Friday, October 21, 2016

Social Sculpture and Climate Change

Like politics, science supports a position. They both have an opinion, though arising out of very different sources.

Politics is a reflection and harnessing of public opinion: the aggregate of individual attitudes or beliefs held by a population for whatever reason. Scientific opinion, on the other hand, "harnesses the opinions of many different scientific organizations and entities and individual scientists in the relevant field, and is ultimately based on observation": that is, what is empirically demonstrable. The thing to note here, is that--unlike political consensus--once scientific consensus is reached and knowledge has been created from data, that doesn't mean there has actually been any connection made to public opinion, nor to the mechanisms of social change. Art can fill this disconnect, and has frequently been used by politicians as a tool to effect change in the working of the world.

As an example,  Soviet communist party leaders "depicted the United States as a cultural black hole and cited their own significant culture as evidence that they were the inheritors of the European Enlightenment". The Congress for Cultural Freedoms was organized, operated and funded by the CIA to promote American Abstract Expressionism to Europeans in the 1950's as a superior counterpoint to Soviet agitprop art. This covert operation was enthusiastically supported by New York's MOMA and the Ford Foundation. The CIA, acting secretly due to public and Congressional hostility to modern art, funded numerous traveling European exhibitions, symphonies, and many magazines that provided a platform for favorable art criticism. The aftermath of WWII was a not just a military Cold War, but also a cultural one, fought for the hearts and minds of the European intelligentsia. The fascinating and unsettling full story of the CIA and modern art is told in at least two books and a documentary, Hidden Hands (watch Episode 2 here), by Frances Stonor Saunders. Read Chapter 1 of The Cultural Cold War here.

In fact, the CIA still maintains a collection of important modern art used for agent training.
"We’ll have some of our guys and gals come down here and do a critical analysis of the paintings. Say you’ve got to analyze this big, heavy duty ISIL problem over here — maybe if you come look at the painting, it’ll help you think about how to solve the ISIL problem creatively."
* * *

With climate change emerging as the primary global social problem of the Anthropocene geological era, and a massive obsession of the scientific world, it is startling and alarming that politics is not bending art to address this unprecedented challenge.

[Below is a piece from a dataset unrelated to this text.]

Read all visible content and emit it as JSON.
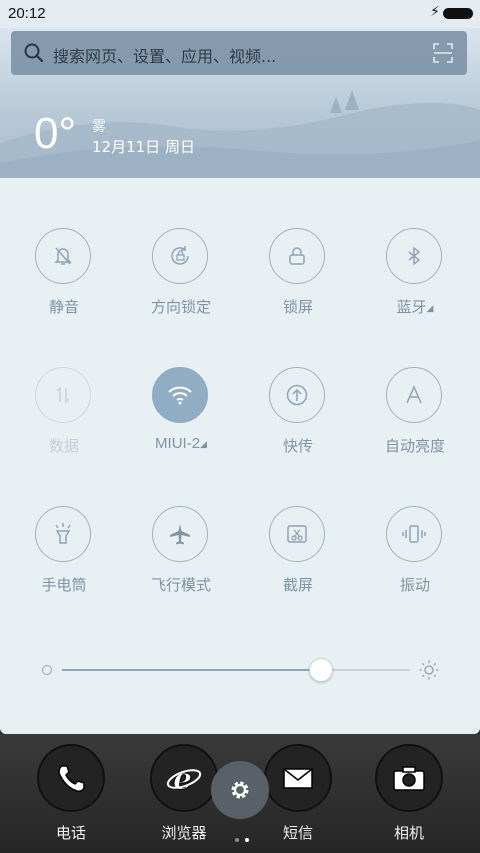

As Bill McKibbon said, "...though we know about it, we don’t know about it. It hasn’t registered in our gut; it isn’t part of our culture. Where are the books? The poems? The plays? The goddamn operas?" Science can't offer this.

In the absence of political support (and funding), artists often seek to make cultural change on their own.
"There are experts in little things, but there are no experts in big things. All of us, no matter what we do, have the right to make moral decisions about the world....Everyone must be involved. -- Rachel Schragis 
The historian says [of war], "It's not my business." The lawyer says, "It's not my business." The businessman says, "It's not my business." And the artist says, "It's not my business." Then whose business is it? Does that mean you are going to leave the business of the most important issues in the world to the people who run the country? How stupid can we be? Haven't we had enough experience historically with leaving the important decisions to the people in the White House, Congress, the Supreme Court, and those who dominate the economy?...It is the job of the artist to...think outside the boundaries of permissible thought and dare to say things that no one else will say. " -- Howard Zinn
Art was supposed to change things … after studying art history, you realize that’s not always the case, but I love that spirit about what art is supposed to be. Art is part of our larger world so it’s not just by itself trying to do that … yeah, so art does change things.” -- Kellie Jones, Curator and Art Historian
Operating, as we do, on the front-lines of climate change, field stations and marine labs do well to engage with and support artists who are interested in the same things we are.

No comments:

Post a Comment